AIM OF THE EXERCISE - Among the entries below, find the lines with "JSON" and copy them.
(DATA SUPPLIED)
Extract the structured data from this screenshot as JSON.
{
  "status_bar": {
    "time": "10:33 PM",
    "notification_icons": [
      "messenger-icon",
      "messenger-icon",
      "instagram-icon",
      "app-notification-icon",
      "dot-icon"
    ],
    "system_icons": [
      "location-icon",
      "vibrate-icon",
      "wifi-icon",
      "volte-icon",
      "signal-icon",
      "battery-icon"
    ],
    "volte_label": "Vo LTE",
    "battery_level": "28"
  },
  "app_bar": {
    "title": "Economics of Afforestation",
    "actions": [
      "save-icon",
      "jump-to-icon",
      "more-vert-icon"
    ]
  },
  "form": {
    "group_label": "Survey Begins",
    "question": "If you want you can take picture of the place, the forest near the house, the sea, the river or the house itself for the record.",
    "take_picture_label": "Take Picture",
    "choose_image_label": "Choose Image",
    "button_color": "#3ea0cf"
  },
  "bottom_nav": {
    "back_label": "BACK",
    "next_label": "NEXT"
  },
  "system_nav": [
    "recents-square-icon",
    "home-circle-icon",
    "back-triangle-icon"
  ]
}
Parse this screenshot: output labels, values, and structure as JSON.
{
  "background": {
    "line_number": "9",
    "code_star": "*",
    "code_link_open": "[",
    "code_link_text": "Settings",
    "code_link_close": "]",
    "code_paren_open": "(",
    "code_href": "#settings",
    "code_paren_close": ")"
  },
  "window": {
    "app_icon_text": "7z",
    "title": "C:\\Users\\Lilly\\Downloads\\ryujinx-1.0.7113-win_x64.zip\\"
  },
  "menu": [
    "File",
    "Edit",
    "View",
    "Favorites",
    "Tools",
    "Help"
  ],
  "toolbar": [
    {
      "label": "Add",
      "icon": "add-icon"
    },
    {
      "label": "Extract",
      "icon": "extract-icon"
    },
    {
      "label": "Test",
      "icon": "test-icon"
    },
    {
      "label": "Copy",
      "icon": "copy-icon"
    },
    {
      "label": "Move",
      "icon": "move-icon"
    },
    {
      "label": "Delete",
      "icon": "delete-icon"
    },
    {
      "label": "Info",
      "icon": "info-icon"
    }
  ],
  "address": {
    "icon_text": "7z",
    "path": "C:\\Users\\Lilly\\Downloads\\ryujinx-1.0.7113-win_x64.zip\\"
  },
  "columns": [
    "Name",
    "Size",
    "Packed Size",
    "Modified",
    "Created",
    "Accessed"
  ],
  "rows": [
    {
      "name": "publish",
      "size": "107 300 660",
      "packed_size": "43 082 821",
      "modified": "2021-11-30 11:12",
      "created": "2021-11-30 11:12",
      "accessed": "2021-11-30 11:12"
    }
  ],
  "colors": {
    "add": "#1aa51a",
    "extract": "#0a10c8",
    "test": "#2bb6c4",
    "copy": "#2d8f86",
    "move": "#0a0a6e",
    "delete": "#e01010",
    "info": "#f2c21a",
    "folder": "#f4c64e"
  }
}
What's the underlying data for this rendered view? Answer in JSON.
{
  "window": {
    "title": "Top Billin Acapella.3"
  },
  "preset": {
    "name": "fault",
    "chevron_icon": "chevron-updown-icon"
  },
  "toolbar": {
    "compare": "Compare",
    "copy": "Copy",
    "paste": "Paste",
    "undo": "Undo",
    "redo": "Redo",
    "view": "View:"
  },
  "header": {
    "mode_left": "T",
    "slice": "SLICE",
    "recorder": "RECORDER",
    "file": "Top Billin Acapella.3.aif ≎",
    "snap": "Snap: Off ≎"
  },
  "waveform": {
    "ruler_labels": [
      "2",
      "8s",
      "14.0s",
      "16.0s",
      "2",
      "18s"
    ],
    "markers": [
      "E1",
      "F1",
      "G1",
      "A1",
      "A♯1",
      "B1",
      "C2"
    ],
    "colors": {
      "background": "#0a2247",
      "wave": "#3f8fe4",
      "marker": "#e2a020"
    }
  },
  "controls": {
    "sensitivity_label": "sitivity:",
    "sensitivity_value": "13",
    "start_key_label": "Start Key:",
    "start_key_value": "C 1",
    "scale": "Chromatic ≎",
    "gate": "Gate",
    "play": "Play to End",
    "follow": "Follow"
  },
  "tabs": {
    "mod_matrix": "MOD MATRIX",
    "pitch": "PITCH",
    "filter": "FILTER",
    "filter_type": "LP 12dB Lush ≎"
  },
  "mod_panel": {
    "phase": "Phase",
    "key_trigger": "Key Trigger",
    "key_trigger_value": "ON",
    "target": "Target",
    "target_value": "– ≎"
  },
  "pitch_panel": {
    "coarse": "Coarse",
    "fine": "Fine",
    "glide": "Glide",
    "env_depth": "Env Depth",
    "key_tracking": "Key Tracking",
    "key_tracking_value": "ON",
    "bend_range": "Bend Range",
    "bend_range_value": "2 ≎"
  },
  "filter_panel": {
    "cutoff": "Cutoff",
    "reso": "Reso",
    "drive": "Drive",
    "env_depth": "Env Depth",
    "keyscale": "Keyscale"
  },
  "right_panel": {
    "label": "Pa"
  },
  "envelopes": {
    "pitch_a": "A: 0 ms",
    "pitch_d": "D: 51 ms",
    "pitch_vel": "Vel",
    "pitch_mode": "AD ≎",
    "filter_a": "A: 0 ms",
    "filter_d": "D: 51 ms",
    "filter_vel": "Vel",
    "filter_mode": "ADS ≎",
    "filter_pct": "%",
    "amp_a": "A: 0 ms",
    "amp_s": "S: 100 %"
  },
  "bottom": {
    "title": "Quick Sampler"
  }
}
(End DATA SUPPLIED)
OUTPUT OF THE TASK -
Extract the structured data from this screenshot as JSON.
Parse this screenshot: output labels, values, and structure as JSON.
What's the underlying data for this rendered view? Answer in JSON.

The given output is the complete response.